The Panamanian sources said that when Kean arrived two weeks ago to examine the shah, he indicated he wanted Houston surgeon Michael DeBakey to perform the spleenectomy.

The sources said Kean was told DeBakey's team would be welcomed.

The Panamanians said Kean and representatives of the shah asked authorities not to release information about the operation for "security reasons."

When Kean returned to New York, however, the Panamanians charged, he met with Robert Armao, a Rockefeller associate who had acted as the shah's spokesman, and other Rockefeller and Kissinger representatives.

"All of a sudden, Kean issued a statement . . . the same kind he made about Mexico . . . that there weren't any doctors here who could perform the operation, and no facilities," a Panamanian source said. "It was a surprise, and it was offensive."

In New York, Kean vehemently denied that he had discussed the shah's stay in Panama with Rockefeller or with Kissinger. "I have never met or had any form of contact with Dr. Kissinger," he said.

[Kean emphasized that he asked Armao to release a statement on his visit to Panama to try "to smooth and facilitate" the preparation for surgery in Panama. He noted that his statement had been limited to a brief description of the shah's medical condition and the need for an operation. "It is totally unfair to suggest that I criticized anyone in that statement," he said.]

Reports of Kean's statement, however, apparently reinforced Torrijos' suspicions of a Rockefeller plot, and the Panamanian strongman has quoted it to associates as part of an attack on Panama's ability to treat the shah.

Two weeks of confusion ensued, with revelations that the United States did not want to permit the shah to be operated on at the U.S. military hospital here and reports that Panama would not grant DeBakey a temporary license to operate.

The Panamanians maintain that the decision to discourage a possible request to admit the shah to Gorgas Military Hospital was made by the United States and had nothing to do with them. They said their public refusal to let DeBakey operate -- following their private agreement with Kean to license him -- was merely a smokescreen to assuage insulted domestic sensibilities.
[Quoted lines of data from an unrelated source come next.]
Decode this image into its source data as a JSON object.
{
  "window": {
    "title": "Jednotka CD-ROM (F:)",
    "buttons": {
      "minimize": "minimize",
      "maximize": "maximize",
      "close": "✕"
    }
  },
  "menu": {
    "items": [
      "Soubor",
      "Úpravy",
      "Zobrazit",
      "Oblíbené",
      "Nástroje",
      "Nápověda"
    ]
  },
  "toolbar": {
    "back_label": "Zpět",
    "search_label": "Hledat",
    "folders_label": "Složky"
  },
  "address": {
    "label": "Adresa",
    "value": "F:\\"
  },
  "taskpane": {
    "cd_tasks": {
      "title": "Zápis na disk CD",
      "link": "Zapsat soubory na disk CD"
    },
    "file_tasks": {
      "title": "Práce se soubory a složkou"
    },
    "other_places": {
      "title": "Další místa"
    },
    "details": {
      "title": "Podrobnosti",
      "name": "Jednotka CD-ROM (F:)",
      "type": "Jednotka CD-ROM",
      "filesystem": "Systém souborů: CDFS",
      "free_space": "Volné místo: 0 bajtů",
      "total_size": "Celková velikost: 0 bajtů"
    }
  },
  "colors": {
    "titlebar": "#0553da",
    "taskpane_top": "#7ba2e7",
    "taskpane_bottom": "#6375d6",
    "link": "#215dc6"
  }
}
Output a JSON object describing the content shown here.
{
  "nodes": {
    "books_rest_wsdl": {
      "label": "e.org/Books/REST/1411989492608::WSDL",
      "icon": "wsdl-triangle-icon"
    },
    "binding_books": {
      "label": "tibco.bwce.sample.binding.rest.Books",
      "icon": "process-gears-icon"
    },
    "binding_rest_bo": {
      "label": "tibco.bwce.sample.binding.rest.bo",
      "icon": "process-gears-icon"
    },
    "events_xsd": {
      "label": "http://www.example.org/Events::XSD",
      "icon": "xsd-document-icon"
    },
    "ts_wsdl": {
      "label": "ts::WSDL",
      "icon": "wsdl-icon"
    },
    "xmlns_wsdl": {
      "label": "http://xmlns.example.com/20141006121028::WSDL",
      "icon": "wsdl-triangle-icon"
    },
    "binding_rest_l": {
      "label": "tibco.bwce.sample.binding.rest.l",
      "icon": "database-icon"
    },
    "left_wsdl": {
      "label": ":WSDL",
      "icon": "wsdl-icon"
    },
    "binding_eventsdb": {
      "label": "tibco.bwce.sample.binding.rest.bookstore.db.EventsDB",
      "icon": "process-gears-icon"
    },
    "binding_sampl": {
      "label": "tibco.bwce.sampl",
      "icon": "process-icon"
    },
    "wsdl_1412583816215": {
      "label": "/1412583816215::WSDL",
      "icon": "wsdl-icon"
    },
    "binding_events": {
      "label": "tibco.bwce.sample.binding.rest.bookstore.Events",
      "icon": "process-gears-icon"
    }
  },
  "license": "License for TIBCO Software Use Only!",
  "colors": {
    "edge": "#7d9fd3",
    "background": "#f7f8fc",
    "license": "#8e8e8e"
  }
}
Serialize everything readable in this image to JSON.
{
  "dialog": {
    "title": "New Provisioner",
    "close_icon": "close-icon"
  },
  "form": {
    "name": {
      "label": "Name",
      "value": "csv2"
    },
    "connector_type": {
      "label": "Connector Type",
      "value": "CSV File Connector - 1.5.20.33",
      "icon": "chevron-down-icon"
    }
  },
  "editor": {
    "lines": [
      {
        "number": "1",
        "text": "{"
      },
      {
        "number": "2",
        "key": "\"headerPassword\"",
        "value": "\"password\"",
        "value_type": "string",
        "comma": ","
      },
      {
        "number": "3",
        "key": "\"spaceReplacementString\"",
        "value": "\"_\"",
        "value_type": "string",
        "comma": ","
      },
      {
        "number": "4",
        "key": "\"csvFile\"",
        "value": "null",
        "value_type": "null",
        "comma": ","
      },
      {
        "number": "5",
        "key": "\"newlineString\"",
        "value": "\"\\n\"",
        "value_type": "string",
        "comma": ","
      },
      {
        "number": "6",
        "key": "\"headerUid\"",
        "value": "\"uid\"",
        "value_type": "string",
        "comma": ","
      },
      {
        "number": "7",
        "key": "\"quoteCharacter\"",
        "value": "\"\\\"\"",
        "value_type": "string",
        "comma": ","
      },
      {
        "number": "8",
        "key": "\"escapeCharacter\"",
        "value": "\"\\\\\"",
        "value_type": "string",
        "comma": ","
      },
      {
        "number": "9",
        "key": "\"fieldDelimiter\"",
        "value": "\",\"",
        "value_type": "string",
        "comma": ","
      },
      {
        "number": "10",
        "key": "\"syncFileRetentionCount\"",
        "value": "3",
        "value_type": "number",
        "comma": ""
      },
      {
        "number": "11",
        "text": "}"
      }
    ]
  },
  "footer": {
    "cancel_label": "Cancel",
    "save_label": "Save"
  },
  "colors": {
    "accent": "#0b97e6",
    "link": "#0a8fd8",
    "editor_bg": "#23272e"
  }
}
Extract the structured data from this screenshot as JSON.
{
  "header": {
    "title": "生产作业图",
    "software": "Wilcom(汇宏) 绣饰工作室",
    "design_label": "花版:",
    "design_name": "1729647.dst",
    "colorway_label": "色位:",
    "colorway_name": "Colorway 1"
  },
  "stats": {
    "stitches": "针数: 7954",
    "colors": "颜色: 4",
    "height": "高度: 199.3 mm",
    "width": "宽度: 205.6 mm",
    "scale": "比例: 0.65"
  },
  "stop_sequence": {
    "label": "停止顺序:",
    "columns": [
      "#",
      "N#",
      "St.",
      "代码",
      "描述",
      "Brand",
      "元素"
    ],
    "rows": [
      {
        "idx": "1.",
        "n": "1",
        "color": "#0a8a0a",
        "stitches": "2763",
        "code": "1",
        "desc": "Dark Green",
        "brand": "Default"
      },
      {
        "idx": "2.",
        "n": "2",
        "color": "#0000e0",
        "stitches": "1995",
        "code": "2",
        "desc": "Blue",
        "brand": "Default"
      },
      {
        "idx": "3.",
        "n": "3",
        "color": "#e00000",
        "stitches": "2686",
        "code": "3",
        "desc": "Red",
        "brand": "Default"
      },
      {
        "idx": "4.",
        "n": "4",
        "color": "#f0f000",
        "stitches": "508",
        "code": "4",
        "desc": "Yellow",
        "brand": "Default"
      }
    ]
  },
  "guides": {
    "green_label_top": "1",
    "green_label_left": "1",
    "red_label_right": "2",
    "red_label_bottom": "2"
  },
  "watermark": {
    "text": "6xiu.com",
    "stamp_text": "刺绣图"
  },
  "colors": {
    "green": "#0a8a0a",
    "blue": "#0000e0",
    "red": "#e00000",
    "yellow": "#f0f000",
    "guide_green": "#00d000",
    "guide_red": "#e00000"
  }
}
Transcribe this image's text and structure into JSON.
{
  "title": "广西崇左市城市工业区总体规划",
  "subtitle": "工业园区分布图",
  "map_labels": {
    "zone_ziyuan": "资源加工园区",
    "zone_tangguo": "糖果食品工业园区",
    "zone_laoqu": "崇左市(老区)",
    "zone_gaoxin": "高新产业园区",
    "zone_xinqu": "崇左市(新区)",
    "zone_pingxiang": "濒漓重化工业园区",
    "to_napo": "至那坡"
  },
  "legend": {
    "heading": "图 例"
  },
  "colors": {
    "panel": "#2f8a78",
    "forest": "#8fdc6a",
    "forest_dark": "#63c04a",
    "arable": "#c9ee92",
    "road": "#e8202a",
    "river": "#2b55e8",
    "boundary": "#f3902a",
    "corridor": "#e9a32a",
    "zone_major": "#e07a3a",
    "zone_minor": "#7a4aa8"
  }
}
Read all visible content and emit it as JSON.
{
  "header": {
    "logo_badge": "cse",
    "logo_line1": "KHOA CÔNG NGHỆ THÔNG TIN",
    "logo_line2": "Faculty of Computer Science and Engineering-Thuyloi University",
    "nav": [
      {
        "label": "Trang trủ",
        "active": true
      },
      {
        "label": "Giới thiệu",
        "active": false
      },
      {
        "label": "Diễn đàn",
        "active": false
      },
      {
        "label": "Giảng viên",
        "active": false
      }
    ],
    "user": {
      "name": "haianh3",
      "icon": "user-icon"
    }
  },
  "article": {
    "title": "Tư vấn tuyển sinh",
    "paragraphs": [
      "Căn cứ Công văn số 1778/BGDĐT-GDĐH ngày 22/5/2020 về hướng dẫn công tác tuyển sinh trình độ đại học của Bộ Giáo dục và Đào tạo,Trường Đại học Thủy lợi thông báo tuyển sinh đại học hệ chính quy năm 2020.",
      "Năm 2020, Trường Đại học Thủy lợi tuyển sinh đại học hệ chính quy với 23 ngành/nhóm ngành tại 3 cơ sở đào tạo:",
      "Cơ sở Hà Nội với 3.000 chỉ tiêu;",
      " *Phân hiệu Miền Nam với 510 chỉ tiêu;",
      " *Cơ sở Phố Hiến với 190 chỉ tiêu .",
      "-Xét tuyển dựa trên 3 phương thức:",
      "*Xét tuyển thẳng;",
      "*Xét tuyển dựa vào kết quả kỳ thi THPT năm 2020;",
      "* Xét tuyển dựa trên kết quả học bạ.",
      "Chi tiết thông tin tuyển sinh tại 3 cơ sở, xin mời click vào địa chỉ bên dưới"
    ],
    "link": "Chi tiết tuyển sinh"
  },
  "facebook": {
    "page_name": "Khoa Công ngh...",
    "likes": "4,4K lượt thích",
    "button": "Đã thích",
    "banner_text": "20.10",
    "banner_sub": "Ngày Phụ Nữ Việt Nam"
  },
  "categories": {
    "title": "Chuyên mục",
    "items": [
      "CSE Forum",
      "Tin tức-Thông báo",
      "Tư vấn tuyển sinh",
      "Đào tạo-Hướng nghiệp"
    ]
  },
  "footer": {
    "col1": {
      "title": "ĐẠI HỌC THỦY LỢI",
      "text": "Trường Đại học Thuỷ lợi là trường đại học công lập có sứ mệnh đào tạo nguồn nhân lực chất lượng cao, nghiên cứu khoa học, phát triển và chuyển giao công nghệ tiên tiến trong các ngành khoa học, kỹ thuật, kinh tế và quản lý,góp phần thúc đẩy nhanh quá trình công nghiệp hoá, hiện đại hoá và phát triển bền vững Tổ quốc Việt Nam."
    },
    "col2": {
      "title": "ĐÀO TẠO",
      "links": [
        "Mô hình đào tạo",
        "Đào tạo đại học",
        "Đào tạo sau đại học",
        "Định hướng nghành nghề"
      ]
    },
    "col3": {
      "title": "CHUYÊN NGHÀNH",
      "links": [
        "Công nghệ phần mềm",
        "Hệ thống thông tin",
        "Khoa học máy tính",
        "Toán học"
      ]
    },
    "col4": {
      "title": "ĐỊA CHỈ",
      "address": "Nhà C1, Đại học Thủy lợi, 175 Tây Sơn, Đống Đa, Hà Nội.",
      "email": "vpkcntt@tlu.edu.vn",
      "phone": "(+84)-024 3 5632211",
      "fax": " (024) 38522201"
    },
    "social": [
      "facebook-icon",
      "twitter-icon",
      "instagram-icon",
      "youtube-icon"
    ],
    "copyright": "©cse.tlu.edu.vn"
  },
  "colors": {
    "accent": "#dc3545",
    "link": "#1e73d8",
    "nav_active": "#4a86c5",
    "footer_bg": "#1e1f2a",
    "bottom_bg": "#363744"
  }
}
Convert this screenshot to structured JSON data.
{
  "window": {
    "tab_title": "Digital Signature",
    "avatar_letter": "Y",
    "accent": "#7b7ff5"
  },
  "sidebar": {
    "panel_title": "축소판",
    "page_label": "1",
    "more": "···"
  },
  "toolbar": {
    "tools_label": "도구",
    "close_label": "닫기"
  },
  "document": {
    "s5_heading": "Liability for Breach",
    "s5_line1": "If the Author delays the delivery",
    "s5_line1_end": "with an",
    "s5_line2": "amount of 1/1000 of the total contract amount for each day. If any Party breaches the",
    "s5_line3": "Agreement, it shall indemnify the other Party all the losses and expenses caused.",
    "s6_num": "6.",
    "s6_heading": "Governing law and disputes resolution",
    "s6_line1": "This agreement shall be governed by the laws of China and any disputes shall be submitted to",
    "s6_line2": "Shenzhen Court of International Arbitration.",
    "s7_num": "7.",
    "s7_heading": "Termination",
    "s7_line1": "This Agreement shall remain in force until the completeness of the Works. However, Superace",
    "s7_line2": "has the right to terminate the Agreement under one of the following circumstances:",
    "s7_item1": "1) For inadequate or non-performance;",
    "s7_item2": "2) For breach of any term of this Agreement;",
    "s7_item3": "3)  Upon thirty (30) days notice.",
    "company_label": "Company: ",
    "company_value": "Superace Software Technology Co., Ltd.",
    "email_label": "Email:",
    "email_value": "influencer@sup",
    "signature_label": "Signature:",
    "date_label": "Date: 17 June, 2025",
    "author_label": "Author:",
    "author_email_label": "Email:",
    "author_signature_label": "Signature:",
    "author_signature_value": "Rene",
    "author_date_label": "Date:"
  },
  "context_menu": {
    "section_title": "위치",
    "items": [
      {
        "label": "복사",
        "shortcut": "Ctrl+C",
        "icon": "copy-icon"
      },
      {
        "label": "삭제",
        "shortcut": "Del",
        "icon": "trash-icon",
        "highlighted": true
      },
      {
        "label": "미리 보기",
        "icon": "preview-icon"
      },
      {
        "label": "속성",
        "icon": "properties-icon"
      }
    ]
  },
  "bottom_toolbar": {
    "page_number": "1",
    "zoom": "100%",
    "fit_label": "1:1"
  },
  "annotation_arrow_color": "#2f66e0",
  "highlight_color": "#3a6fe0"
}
They said they remained willing throughout this period to reach a compromise that would allow DeBakey to perform the surgery. p

Meanwhile, the Panamanians said, Jordan arrived Thursday with information from "U.S. intelligence sources" that the shah had been in contact with Egyptian President Anwar Sadat, and had accepted an invitation to move to that country.

On Friday, they said, that information was officially confirmed in a telephone call from the wife of the Egyptian ambassador to Washington, Ashraf Ghorbal, to Carter's national security adviser Zbigniew Bzrezinski. a

Panamanian officials here said the operation was scheduled for April 6 at 3 a.m. by DeBakey and his team.

But by the time White House legal counsel Lloyd Cutler flew to Contadora to talk with the shah Friday night the Panamanians said, "the shah's had already been made."

"He was afraid," the Panamanians maintained. Despite a series of visits "from [Panamanian president Aristides] Royo, from Torrijos, and near constant telephone calls" from both "trying again and again to reassure him" that Panama had no intention of arresting him or giving in to an Iranian request for his extradition, "Armao kept telling him that the Panamanian National Guard could send a plane to pick him up anytime," Panamanian officials said.

When Torrijos flew to Contadora to visit the shah Saturday, said one official on the trip, Pahlavi "looked very sick. It was very hot, but the entire house was closed up, all the doors and windows, and he had on long sleeves, his whole body covered up. His hand was clammy and feverish. The only thing he had on his mind was Egypt, Egypt."

The Panamanian sources displayed open sympathy for the Carter administration, with which they hope to continue good relations. Torrijos reportedly believes Kissinger and Rockefeller wanted to make life very difficult for Carter. "They succeeded in doing just that," an official said. d"Carter is right in the middle of electoral problems."